(Extracted records Opens)
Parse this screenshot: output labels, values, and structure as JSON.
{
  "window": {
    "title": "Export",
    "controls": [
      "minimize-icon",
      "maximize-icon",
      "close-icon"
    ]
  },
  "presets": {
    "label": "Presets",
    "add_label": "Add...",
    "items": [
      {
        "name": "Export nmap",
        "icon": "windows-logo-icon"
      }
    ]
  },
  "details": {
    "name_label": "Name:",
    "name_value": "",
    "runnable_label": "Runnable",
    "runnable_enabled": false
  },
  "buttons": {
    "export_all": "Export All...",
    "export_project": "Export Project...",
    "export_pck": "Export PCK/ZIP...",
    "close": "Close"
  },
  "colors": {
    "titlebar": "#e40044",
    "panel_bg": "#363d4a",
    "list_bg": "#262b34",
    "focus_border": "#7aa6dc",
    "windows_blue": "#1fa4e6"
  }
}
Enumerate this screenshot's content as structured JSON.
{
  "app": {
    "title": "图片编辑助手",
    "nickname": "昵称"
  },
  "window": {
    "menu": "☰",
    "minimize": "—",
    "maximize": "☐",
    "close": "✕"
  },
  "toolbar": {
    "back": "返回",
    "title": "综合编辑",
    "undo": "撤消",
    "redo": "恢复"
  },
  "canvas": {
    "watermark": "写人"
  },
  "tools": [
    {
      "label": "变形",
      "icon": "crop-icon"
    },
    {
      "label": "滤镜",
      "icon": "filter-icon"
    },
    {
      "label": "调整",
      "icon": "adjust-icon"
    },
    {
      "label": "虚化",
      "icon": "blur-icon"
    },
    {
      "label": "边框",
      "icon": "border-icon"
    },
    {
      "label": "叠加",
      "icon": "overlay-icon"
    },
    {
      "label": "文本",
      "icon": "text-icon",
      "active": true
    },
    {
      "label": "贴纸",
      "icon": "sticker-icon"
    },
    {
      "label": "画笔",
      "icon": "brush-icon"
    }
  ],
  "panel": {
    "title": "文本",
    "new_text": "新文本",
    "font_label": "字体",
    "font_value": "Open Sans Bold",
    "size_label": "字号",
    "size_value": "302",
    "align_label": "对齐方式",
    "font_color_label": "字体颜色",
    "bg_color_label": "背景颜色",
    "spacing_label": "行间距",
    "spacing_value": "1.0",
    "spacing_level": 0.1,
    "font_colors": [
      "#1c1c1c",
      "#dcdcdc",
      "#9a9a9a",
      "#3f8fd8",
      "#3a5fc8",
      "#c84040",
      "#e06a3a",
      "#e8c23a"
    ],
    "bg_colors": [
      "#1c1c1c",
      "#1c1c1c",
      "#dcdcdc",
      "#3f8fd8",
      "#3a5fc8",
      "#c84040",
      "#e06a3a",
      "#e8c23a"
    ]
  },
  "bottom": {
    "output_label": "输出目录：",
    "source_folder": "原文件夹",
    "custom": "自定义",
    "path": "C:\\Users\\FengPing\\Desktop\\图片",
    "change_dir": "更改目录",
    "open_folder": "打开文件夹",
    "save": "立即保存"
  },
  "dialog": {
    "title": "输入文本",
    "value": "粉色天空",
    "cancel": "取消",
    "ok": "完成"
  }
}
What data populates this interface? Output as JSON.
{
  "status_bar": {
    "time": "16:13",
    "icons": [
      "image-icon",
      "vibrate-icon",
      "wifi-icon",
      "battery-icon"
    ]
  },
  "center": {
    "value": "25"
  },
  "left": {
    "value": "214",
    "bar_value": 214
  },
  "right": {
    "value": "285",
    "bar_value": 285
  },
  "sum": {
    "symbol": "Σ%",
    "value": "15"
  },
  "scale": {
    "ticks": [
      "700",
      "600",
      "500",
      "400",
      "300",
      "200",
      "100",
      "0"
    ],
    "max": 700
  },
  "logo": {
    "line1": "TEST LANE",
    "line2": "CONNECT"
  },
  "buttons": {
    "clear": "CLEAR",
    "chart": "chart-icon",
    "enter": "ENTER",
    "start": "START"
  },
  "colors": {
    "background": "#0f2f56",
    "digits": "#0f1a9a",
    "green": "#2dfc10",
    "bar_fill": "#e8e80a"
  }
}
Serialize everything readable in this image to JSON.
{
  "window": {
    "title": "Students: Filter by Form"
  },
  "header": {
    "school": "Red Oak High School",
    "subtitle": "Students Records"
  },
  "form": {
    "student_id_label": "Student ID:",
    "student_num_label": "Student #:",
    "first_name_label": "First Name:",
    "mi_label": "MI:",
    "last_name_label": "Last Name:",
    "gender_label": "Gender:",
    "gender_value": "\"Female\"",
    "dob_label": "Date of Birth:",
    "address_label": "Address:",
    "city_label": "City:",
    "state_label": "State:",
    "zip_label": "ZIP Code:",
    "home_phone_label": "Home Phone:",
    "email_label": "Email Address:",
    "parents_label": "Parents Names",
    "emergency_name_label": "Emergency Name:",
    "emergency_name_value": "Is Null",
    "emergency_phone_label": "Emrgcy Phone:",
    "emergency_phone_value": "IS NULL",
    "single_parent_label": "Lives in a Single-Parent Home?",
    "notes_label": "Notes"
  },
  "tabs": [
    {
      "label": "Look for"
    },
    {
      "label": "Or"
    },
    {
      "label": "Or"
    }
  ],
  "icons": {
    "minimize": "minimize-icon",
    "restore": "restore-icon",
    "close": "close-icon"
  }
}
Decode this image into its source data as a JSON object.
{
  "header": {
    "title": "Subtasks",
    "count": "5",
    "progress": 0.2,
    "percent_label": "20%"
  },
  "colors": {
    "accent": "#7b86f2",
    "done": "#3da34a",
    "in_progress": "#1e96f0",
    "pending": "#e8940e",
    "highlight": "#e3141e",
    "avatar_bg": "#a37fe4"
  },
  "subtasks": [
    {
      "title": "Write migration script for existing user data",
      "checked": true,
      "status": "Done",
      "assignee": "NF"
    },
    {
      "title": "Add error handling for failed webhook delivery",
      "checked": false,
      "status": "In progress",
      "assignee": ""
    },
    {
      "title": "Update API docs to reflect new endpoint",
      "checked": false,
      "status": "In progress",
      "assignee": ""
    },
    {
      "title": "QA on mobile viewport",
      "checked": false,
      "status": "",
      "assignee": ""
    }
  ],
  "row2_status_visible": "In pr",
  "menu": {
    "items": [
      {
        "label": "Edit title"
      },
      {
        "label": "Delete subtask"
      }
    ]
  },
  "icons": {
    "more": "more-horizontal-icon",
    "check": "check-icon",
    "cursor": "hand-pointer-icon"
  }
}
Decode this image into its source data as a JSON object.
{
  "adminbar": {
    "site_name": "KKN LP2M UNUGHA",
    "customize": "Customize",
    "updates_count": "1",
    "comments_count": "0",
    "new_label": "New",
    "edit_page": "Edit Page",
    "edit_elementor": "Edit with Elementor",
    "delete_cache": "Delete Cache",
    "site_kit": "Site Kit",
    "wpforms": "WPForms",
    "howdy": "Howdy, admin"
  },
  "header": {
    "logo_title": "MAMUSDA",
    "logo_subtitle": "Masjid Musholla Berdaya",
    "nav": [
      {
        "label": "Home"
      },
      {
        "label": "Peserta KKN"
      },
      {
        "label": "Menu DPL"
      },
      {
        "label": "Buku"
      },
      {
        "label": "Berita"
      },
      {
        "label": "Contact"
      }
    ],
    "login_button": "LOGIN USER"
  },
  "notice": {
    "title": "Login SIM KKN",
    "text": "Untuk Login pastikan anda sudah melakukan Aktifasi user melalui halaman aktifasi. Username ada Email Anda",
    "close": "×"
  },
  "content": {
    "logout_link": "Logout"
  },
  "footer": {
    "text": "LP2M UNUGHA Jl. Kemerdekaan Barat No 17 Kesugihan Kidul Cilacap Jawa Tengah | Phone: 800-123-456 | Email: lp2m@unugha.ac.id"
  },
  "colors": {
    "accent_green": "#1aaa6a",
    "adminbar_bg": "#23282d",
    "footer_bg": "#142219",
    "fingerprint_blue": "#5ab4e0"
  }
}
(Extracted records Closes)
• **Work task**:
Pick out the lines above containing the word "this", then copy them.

• **Answer to the problem**:
Parse this screenshot: output labels, values, and structure as JSON.
Enumerate this screenshot's content as structured JSON.
What data populates this interface? Output as JSON.
Serialize everything readable in this image to JSON.
Decode this image into its source data as a JSON object.
Decode this image into its source data as a JSON object.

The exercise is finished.